— ABOUT THIS TASK —
Please retype all the data below exactly, line for line.

BEGIN

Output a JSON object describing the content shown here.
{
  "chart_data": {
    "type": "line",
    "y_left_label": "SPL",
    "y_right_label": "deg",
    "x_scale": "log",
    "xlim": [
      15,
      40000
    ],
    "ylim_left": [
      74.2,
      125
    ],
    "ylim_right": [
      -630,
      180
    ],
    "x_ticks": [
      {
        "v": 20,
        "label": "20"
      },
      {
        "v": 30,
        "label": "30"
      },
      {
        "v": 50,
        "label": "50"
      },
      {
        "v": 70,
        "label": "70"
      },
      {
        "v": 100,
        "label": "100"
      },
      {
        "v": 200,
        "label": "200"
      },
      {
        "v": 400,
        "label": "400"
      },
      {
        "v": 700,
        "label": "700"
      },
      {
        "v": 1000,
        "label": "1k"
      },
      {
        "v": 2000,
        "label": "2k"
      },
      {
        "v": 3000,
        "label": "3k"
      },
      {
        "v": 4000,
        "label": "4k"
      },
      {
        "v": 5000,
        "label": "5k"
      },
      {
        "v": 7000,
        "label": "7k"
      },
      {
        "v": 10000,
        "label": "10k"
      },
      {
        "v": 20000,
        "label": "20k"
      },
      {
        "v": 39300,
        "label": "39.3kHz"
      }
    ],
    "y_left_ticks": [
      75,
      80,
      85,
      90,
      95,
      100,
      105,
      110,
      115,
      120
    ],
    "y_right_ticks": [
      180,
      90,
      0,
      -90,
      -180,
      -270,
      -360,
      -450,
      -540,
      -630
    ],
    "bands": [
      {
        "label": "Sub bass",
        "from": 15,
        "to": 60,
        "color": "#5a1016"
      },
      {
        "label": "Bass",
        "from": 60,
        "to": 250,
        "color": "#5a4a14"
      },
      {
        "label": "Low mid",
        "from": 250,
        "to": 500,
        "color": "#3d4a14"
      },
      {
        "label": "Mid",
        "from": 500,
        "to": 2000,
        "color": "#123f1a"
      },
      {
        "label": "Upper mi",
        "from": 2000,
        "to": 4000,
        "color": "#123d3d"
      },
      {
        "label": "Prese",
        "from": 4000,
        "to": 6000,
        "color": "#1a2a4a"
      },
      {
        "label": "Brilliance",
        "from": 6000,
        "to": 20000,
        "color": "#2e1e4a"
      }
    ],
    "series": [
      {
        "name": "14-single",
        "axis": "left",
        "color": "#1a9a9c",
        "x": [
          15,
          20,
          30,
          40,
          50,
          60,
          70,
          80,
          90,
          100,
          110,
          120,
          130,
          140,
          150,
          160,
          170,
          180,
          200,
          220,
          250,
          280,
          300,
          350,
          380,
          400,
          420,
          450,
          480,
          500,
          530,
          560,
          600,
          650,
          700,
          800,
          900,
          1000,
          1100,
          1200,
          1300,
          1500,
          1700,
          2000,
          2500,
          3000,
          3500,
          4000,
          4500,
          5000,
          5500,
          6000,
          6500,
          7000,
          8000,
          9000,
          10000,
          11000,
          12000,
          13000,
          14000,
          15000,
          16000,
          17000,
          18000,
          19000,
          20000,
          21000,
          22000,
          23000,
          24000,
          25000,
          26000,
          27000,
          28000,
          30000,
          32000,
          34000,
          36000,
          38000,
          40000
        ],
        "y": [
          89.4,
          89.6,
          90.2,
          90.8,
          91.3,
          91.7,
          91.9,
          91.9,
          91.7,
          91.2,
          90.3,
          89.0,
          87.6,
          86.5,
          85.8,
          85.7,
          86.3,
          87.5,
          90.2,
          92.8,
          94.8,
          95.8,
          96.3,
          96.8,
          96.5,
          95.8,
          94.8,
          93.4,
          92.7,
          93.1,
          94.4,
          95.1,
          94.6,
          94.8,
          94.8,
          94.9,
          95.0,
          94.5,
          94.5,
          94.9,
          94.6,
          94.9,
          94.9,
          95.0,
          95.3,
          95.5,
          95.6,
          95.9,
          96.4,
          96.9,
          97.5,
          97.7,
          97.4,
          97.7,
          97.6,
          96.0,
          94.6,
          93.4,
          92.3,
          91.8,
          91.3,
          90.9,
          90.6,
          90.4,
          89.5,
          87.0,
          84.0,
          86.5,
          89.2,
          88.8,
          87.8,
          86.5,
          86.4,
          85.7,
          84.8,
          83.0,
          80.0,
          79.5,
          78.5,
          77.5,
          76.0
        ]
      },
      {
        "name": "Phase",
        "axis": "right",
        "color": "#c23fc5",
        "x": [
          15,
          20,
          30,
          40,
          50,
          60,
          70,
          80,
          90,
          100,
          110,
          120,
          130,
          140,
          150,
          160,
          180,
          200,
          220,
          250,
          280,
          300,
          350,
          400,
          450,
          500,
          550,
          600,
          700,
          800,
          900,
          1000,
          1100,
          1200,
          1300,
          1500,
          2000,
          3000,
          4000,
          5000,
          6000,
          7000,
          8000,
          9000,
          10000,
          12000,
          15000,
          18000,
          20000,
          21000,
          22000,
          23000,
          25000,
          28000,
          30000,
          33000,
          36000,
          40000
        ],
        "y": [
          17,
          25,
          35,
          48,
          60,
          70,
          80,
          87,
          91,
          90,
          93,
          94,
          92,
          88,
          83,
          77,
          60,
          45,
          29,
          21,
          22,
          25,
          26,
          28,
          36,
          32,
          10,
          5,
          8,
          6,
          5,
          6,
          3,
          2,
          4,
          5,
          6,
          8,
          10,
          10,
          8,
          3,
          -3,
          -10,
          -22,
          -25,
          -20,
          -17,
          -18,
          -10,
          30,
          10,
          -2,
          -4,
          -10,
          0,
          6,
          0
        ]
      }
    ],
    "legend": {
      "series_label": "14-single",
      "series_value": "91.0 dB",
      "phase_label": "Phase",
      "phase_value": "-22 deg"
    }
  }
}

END

— COMPLETED TASK —
Output a JSON object describing the content shown here.
{
  "chart_data": {
    "type": "line",
    "y_left_label": "SPL",
    "y_right_label": "deg",
    "x_scale": "log",
    "xlim": [
      15,
      40000
    ],
    "ylim_left": [
      74.2,
      125
    ],
    "ylim_right": [
      -630,
      180
    ],
    "x_ticks": [
      {
        "v": 20,
        "label": "20"
      },
      {
        "v": 30,
        "label": "30"
      },
      {
        "v": 50,
        "label": "50"
      },
      {
        "v": 70,
        "label": "70"
      },
      {
        "v": 100,
        "label": "100"
      },
      {
        "v": 200,
        "label": "200"
      },
      {
        "v": 400,
        "label": "400"
      },
      {
        "v": 700,
        "label": "700"
      },
      {
        "v": 1000,
        "label": "1k"
      },
      {
        "v": 2000,
        "label": "2k"
      },
      {
        "v": 3000,
        "label": "3k"
      },
      {
        "v": 4000,
        "label": "4k"
      },
      {
        "v": 5000,
        "label": "5k"
      },
      {
        "v": 7000,
        "label": "7k"
      },
      {
        "v": 10000,
        "label": "10k"
      },
      {
        "v": 20000,
        "label": "20k"
      },
      {
        "v": 39300,
        "label": "39.3kHz"
      }
    ],
    "y_left_ticks": [
      75,
      80,
      85,
      90,
      95,
      100,
      105,
      110,
      115,
      120
    ],
    "y_right_ticks": [
      180,
      90,
      0,
      -90,
      -180,
      -270,
      -360,
      -450,
      -540,
      -630
    ],
    "bands": [
      {
        "label": "Sub bass",
        "from": 15,
        "to": 60,
        "color": "#5a1016"
      },
      {
        "label": "Bass",
        "from": 60,
        "to": 250,
        "color": "#5a4a14"
      },
      {
        "label": "Low mid",
        "from": 250,
        "to": 500,
        "color": "#3d4a14"
      },
      {
        "label": "Mid",
        "from": 500,
        "to": 2000,
        "color": "#123f1a"
      },
      {
        "label": "Upper mi",
        "from": 2000,
        "to": 4000,
        "color": "#123d3d"
      },
      {
        "label": "Prese",
        "from": 4000,
        "to": 6000,
        "color": "#1a2a4a"
      },
      {
        "label": "Brilliance",
        "from": 6000,
        "to": 20000,
        "color": "#2e1e4a"
      }
    ],
    "series": [
      {
        "name": "14-single",
        "axis": "left",
        "color": "#1a9a9c",
        "x": [
          15,
          20,
          30,
          40,
          50,
          60,
          70,
          80,
          90,
          100,
          110,
          120,
          130,
          140,
          150,
          160,
          170,
          180,
          200,
          220,
          250,
          280,
          300,
          350,
          380,
          400,
          420,
          450,
          480,
          500,
          530,
          560,
          600,
          650,
          700,
          800,
          900,
          1000,
          1100,
          1200,
          1300,
          1500,
          1700,
          2000,
          2500,
          3000,
          3500,
          4000,
          4500,
          5000,
          5500,
          6000,
          6500,
          7000,
          8000,
          9000,
          10000,
          11000,
          12000,
          13000,
          14000,
          15000,
          16000,
          17000,
          18000,
          19000,
          20000,
          21000,
          22000,
          23000,
          24000,
          25000,
          26000,
          27000,
          28000,
          30000,
          32000,
          34000,
          36000,
          38000,
          40000
        ],
        "y": [
          89.4,
          89.6,
          90.2,
          90.8,
          91.3,
          91.7,
          91.9,
          91.9,
          91.7,
          91.2,
          90.3,
          89.0,
          87.6,
          86.5,
          85.8,
          85.7,
          86.3,
          87.5,
          90.2,
          92.8,
          94.8,
          95.8,
          96.3,
          96.8,
          96.5,
          95.8,
          94.8,
          93.4,
          92.7,
          93.1,
          94.4,
          95.1,
          94.6,
          94.8,
          94.8,
          94.9,
          95.0,
          94.5,
          94.5,
          94.9,
          94.6,
          94.9,
          94.9,
          95.0,
          95.3,
          95.5,
          95.6,
          95.9,
          96.4,
          96.9,
          97.5,
          97.7,
          97.4,
          97.7,
          97.6,
          96.0,
          94.6,
          93.4,
          92.3,
          91.8,
          91.3,
          90.9,
          90.6,
          90.4,
          89.5,
          87.0,
          84.0,
          86.5,
          89.2,
          88.8,
          87.8,
          86.5,
          86.4,
          85.7,
          84.8,
          83.0,
          80.0,
          79.5,
          78.5,
          77.5,
          76.0
        ]
      },
      {
        "name": "Phase",
        "axis": "right",
        "color": "#c23fc5",
        "x": [
          15,
          20,
          30,
          40,
          50,
          60,
          70,
          80,
          90,
          100,
          110,
          120,
          130,
          140,
          150,
          160,
          180,
          200,
          220,
          250,
          280,
          300,
          350,
          400,
          450,
          500,
          550,
          600,
          700,
          800,
          900,
          1000,
          1100,
          1200,
          1300,
          1500,
          2000,
          3000,
          4000,
          5000,
          6000,
          7000,
          8000,
          9000,
          10000,
          12000,
          15000,
          18000,
          20000,
          21000,
          22000,
          23000,
          25000,
          28000,
          30000,
          33000,
          36000,
          40000
        ],
        "y": [
          17,
          25,
          35,
          48,
          60,
          70,
          80,
          87,
          91,
          90,
          93,
          94,
          92,
          88,
          83,
          77,
          60,
          45,
          29,
          21,
          22,
          25,
          26,
          28,
          36,
          32,
          10,
          5,
          8,
          6,
          5,
          6,
          3,
          2,
          4,
          5,
          6,
          8,
          10,
          10,
          8,
          3,
          -3,
          -10,
          -22,
          -25,
          -20,
          -17,
          -18,
          -10,
          30,
          10,
          -2,
          -4,
          -10,
          0,
          6,
          0
        ]
      }
    ],
    "legend": {
      "series_label": "14-single",
      "series_value": "91.0 dB",
      "phase_label": "Phase",
      "phase_value": "-22 deg"
    }
  }
}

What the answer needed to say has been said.